The Summer Garden

July is a big month for your garden – All that hard work that you put in earlier in the year will finally start to show. Now it’s time to enjoy it! If you have a vegetable garden you’ll probably find that by the end of the month you’ll have some gorgeous home-grown goodies to eat. By July, beans, lettuce, rocket, courgette, spring onions, strawberries and many early crops are ready for harvesting. At last it’s time to start eating and tasting. But, it’s not all that easy. Although you must put time aside to make the most of your garden this month, there is still plenty to be doing.

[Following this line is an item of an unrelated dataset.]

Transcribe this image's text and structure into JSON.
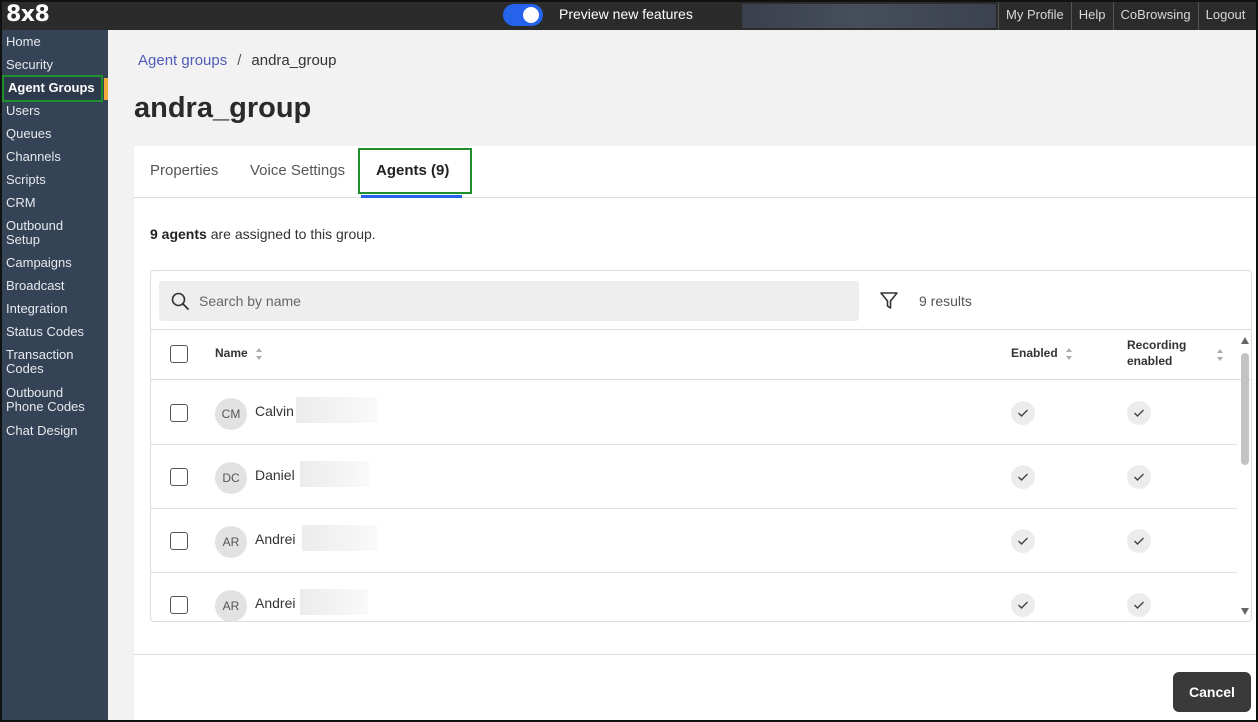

A good tip when growing potatoes, depending on the summer weather, is to water well during dry spells especially if you are growing potatoes in containers. Water is key to a good crop and potatoes in tubs easily dry out. In addition, it helps to get a good crop by ‘earthing up’ the potatoes. This allows more potatoes to form as the season goes on. To do this, as the potato grows and more stem appears above ground, you need to add more soil to the container, or mound up the soil in the plot, so that more of the stalk is covered. Depending on the weather, salad potatoes and earlies will be ready to harvest in July. How to tell when potatoes are ready to harvest? First, have they flowered? Potatoes are not ready to harvest until after flowering and then check if they are ready by gently scraping away the earth and see what you find; if the potatoes are too small or too few, cover up and try again in a couple of weeks. Plant second cropping potatoes now to give you new potatoes for Christmas. Plant your Christmas potatoes in pots or bags which can be brought under cover before the first frosts.

Parsley can be tricky to germinate and July is a good month to try. Sow in a line in the veg plot, (lines will help you to tell what is germinating seed growing in a line, and what is germinating weeds, which don’t grow in straight lines) and give parsley some time as it can be slow to germinate. Parsley will survive low temperatures later in the season and is an ideal herb for potting up and bringing indoors later in the year. Supermarket herbs are expensive and growing your own herbs is easy and cheap.

Keep picking peas and beans whilst they are young and if you have a glut, freeze. All the bean family freeze easily. Blanch them in boiling water for 2 minutes, plunge into an iced bowl to cool, pat dry and freeze. Keep picking all the peas and beans to encourage the plant to keep flowering and setting seed. Sow a last batch of peas and dwarf beans before mid- July for an autumn crop.

Broad beans are very prone to blackfly and it’s a good idea to keep pinching out the tips to stop the blackfly settling on the new growth which is the bit they really like. This also stops off the plant growth so the plants energies go to flower and bean production, not more growth. If the whole stem of beans has been picked clean of beans, cut it down near the base and you can often encourage more growth and a second crop. Leaving the roots of broad beans in the soil when they have finished is beneficial as the roots will decompose in the soil, releasing nitrogen.

This month is a good time to raise new strawberries from the runners of your existing plants. Just place a pot of compost near the plant, peg the runner into the pot, water well and leave for a few weeks until well rooted. Cut off excess runners to conserve the plants energies. This is helpful as strawberry plants are short lived, 3 years or so and they will need replacing. Raising runners is a way to have new plants for free.

Getting the most from your tomatoes:

Whether you are growing tomatoes under glass or outdoors the plants will continue to need a lot of attention. The essential step with tomatoes, to get the flavour and texture right, is to feed and water regularly. By now the plants will be growing vigorously and it’s important to divert the plant’s energy into fruits not foliage. Tomatoes need to be kept in check, nip out all side shoots, and thin down, which means cut off leaves to add light for when the flowers turn to fruit and to restrict growth. Once the plant has set 3 or 4 flower trusses, stop off the growing point and keep pinching it out until the plant stops growing. Feed regularly once the first truss has set with a specialist tomato fertiliser.

Still time to sow!

For successive crops you need to sow and plant successively, and in July there is still time to sow directly into the plot the last sowings of beans and peas. Salad crops, especially the fast growing ones, (such as rocket and ‘cut n come again’ lettuce) continue to sow through July, August and September, depending on the weather.